  2. I take Solificenate Succinate, Gabapentin and (a list too long to be bothered recording) of laxatives on an as-needs basis.
  3. I use intermittent self-catheterisation and enemas as necessary.
  4. I also have, and highly rate, osteopathy (thank you Glyn, you are a genius!)
  5. I have iron infusions when my iron gets too low from malabsorption (these are also genius).
  6. I am currently seeing some immunologists who think it is probable that I have sero-negative Auto-immune Autonomic Ganglionopathy.  Pulse IV steroids point to an auto-immune aetiology, so moving forward I may trial other immune modulation therapies.

I rely on my husband, my kids and my friends for help, encouragement and support.  I don’t like to ask, I don’t like to receive, but I am learning how.

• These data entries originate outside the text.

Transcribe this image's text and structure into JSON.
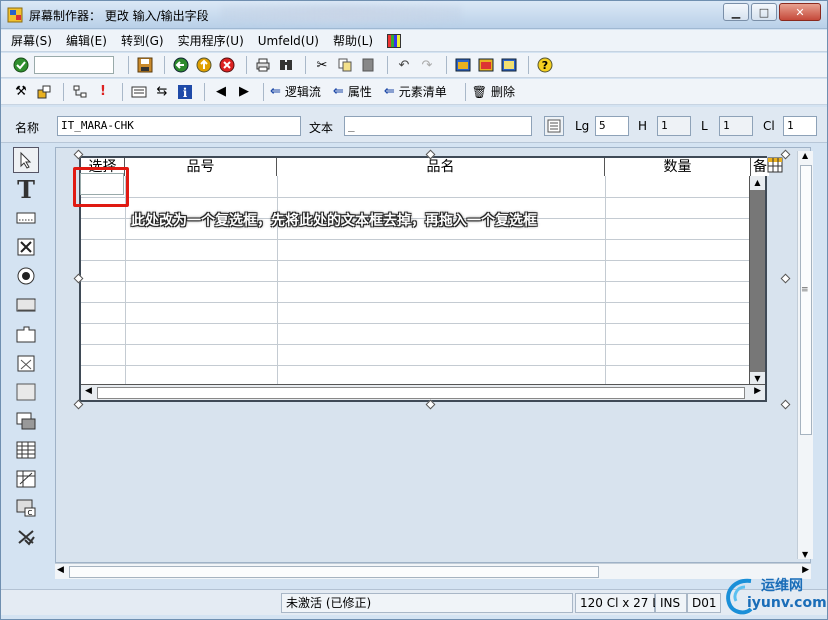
{
  "window": {
    "title": "屏幕制作器： 更改 输入/输出字段"
  },
  "menubar": {
    "items": [
      "屏幕(S)",
      "编辑(E)",
      "转到(G)",
      "实用程序(U)",
      "Umfeld(U)",
      "帮助(L)"
    ]
  },
  "toolbar2": {
    "logic_flow": "逻辑流",
    "attributes": "属性",
    "element_list": "元素清单",
    "delete": "删除"
  },
  "element_props": {
    "name_label": "名称",
    "name_value": "IT_MARA-CHK",
    "text_label": "文本",
    "text_value": "_",
    "lg_label": "Lg",
    "lg_value": "5",
    "h_label": "H",
    "h_value": "1",
    "l_label": "L",
    "l_value": "1",
    "cl_label": "Cl",
    "cl_value": "1"
  },
  "table": {
    "columns": [
      "选择",
      "品号",
      "品名",
      "数量",
      "备"
    ]
  },
  "annotation": "此处改为一个复选框，先将此处的文本框去掉，再拖入一个复选框",
  "status": {
    "state": "未激活 (已修正)",
    "size": "120 Cl x 27 L",
    "mode": "INS",
    "system": "D01"
  },
  "watermark": {
    "line1": "运维网",
    "line2": "iyunv.com"
  },
  "colors": {
    "highlight_red": "#e01a12",
    "arrow_blue": "#1f4aa8"
  }
}
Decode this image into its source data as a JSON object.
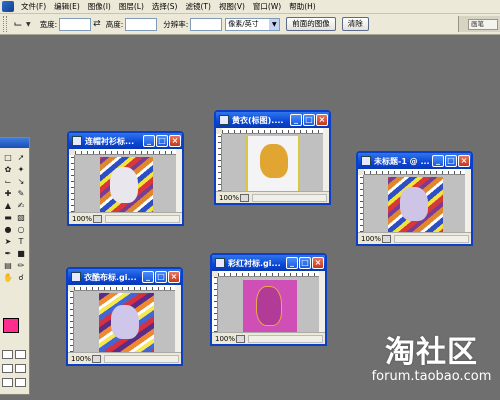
{
  "menubar": {
    "items": [
      "文件(F)",
      "编辑(E)",
      "图像(I)",
      "图层(L)",
      "选择(S)",
      "滤镜(T)",
      "视图(V)",
      "窗口(W)",
      "帮助(H)"
    ]
  },
  "options_bar": {
    "tool_icon": "crop-icon",
    "width_label": "宽度:",
    "width_value": "",
    "swap_icon": "swap-icon",
    "height_label": "高度:",
    "height_value": "",
    "resolution_label": "分辨率:",
    "resolution_value": "",
    "unit_select": "像素/英寸",
    "front_image_button": "前面的图像",
    "clear_button": "清除",
    "palette_tab": "画笔"
  },
  "toolbox": {
    "foreground_color": "#ff2d8e",
    "tools": [
      "marquee-icon",
      "move-icon",
      "lasso-icon",
      "magic-wand-icon",
      "crop-icon",
      "slice-icon",
      "healing-icon",
      "brush-icon",
      "stamp-icon",
      "history-brush-icon",
      "eraser-icon",
      "gradient-icon",
      "blur-icon",
      "dodge-icon",
      "path-select-icon",
      "type-icon",
      "pen-icon",
      "shape-icon",
      "notes-icon",
      "eyedropper-icon",
      "hand-icon",
      "zoom-icon"
    ]
  },
  "documents": [
    {
      "title": "连帽衬衫标...",
      "zoom": "100%"
    },
    {
      "title": "黄衣(标图)....",
      "zoom": "100%"
    },
    {
      "title": "未标题-1 @ ...",
      "zoom": "100%"
    },
    {
      "title": "衣酷布标.gi...",
      "zoom": "100%"
    },
    {
      "title": "彩红衬标.gi...",
      "zoom": "100%"
    }
  ],
  "watermark": {
    "logo": "淘社区",
    "url": "forum.taobao.com"
  },
  "colors": {
    "workspace": "#6f6f6f",
    "titlebar": "#0a46d6",
    "chrome": "#ece9d8"
  }
}
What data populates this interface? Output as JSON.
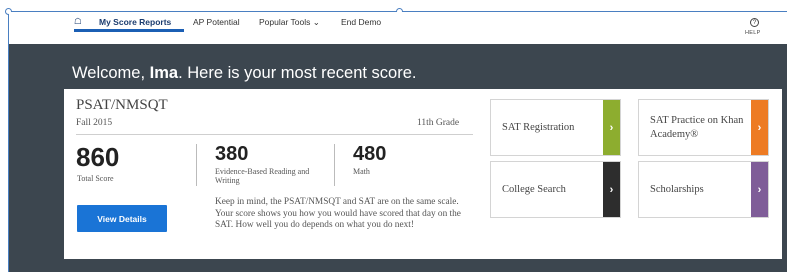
{
  "nav": {
    "items": [
      {
        "label": "My Score Reports",
        "active": true
      },
      {
        "label": "AP Potential"
      },
      {
        "label": "Popular Tools ⌄"
      },
      {
        "label": "End Demo"
      }
    ],
    "help_label": "HELP",
    "home_icon": "home-icon",
    "help_icon": "question-circle-icon"
  },
  "welcome": {
    "prefix": "Welcome, ",
    "name": "Ima",
    "suffix": ". Here is your most recent score."
  },
  "score_report": {
    "exam": "PSAT/NMSQT",
    "term": "Fall 2015",
    "grade": "11th Grade",
    "total_score": "860",
    "total_label": "Total Score",
    "ebrw_score": "380",
    "ebrw_label": "Evidence-Based Reading and Writing",
    "math_score": "480",
    "math_label": "Math",
    "view_details_label": "View Details",
    "note": "Keep in mind, the PSAT/NMSQT and SAT are on the same scale. Your score shows you how you would have scored that day on the SAT. How well you do depends on what you do next!"
  },
  "cards": [
    {
      "label": "SAT Registration",
      "color": "#8dad2f",
      "arrow": "›"
    },
    {
      "label": "SAT Practice on Khan Academy®",
      "color": "#ed7b24",
      "arrow": "›"
    },
    {
      "label": "College Search",
      "color": "#2d2d2d",
      "arrow": "›"
    },
    {
      "label": "Scholarships",
      "color": "#7f5d98",
      "arrow": "›"
    }
  ],
  "colors": {
    "band": "#3c464f",
    "accent": "#1a74d6",
    "nav_text": "#1a3b6e"
  }
}
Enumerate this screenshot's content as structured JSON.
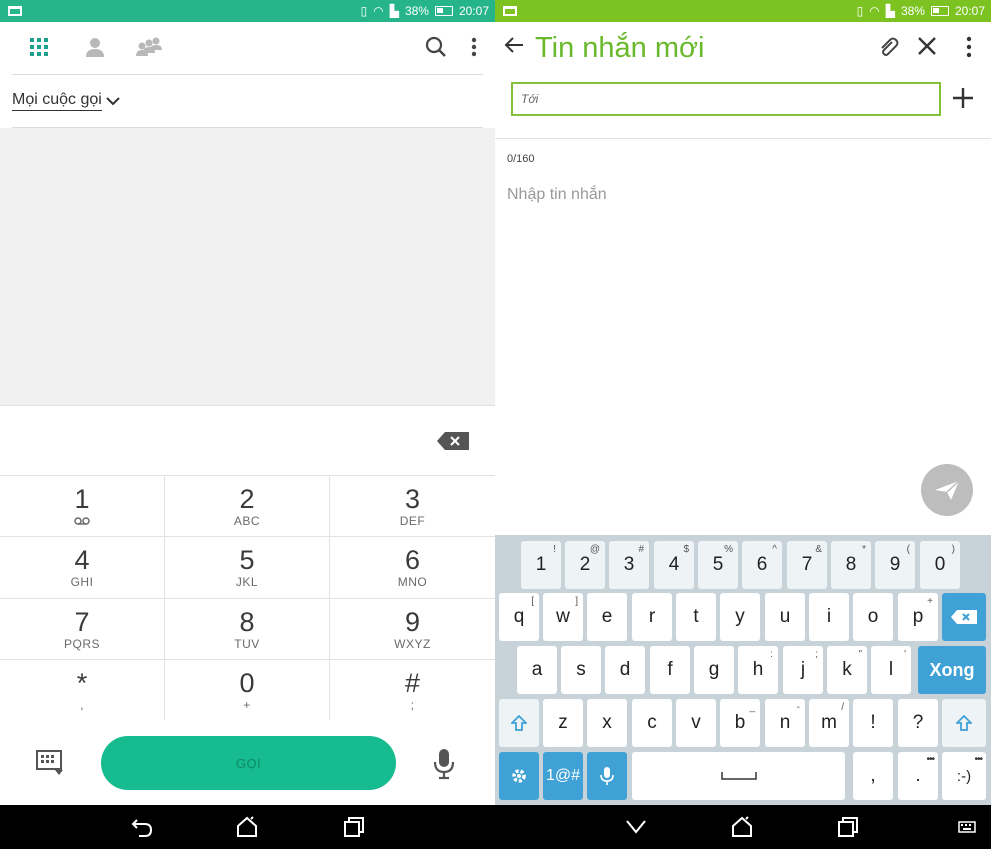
{
  "left": {
    "status": {
      "battery": "38%",
      "time": "20:07"
    },
    "filter_label": "Mọi cuộc gọi",
    "keys": [
      {
        "num": "1",
        "sub": ""
      },
      {
        "num": "2",
        "sub": "ABC"
      },
      {
        "num": "3",
        "sub": "DEF"
      },
      {
        "num": "4",
        "sub": "GHI"
      },
      {
        "num": "5",
        "sub": "JKL"
      },
      {
        "num": "6",
        "sub": "MNO"
      },
      {
        "num": "7",
        "sub": "PQRS"
      },
      {
        "num": "8",
        "sub": "TUV"
      },
      {
        "num": "9",
        "sub": "WXYZ"
      },
      {
        "num": "*",
        "sub": ","
      },
      {
        "num": "0",
        "sub": "+"
      },
      {
        "num": "#",
        "sub": ";"
      }
    ],
    "call_label": "GỌI"
  },
  "right": {
    "status": {
      "battery": "38%",
      "time": "20:07"
    },
    "title": "Tin nhắn mới",
    "to_placeholder": "Tới",
    "char_count": "0/160",
    "message_placeholder": "Nhập tin nhắn",
    "keyboard": {
      "row1": [
        [
          "1",
          "!"
        ],
        [
          "2",
          "@"
        ],
        [
          "3",
          "#"
        ],
        [
          "4",
          "$"
        ],
        [
          "5",
          "%"
        ],
        [
          "6",
          "^"
        ],
        [
          "7",
          "&"
        ],
        [
          "8",
          "*"
        ],
        [
          "9",
          "("
        ],
        [
          "0",
          ")"
        ]
      ],
      "row2": [
        [
          "q",
          "["
        ],
        [
          "w",
          "]"
        ],
        [
          "e",
          ""
        ],
        [
          "r",
          ""
        ],
        [
          "t",
          ""
        ],
        [
          "y",
          ""
        ],
        [
          "u",
          ""
        ],
        [
          "i",
          ""
        ],
        [
          "o",
          ""
        ],
        [
          "p",
          "+"
        ]
      ],
      "row3": [
        [
          "a",
          ""
        ],
        [
          "s",
          ""
        ],
        [
          "d",
          ""
        ],
        [
          "f",
          ""
        ],
        [
          "g",
          ""
        ],
        [
          "h",
          ":"
        ],
        [
          "j",
          ";"
        ],
        [
          "k",
          "\""
        ],
        [
          "l",
          "'"
        ]
      ],
      "row4": [
        [
          "z",
          ""
        ],
        [
          "x",
          ""
        ],
        [
          "c",
          ""
        ],
        [
          "v",
          ""
        ],
        [
          "b",
          "_"
        ],
        [
          "n",
          "-"
        ],
        [
          "m",
          "/"
        ],
        [
          "!",
          ""
        ],
        [
          "?",
          ""
        ]
      ],
      "done_label": "Xong",
      "symbols_label": "1@#",
      "comma_label": ",",
      "period_label": ".",
      "emoticon_label": ":-)"
    }
  },
  "colors": {
    "dialer_accent": "#26b58a",
    "messaging_accent": "#7cc322",
    "call_button": "#16bb8f",
    "keyboard_blue": "#3fa1d5"
  }
}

Still with me?  You are amazing!  Thanks for sticking around!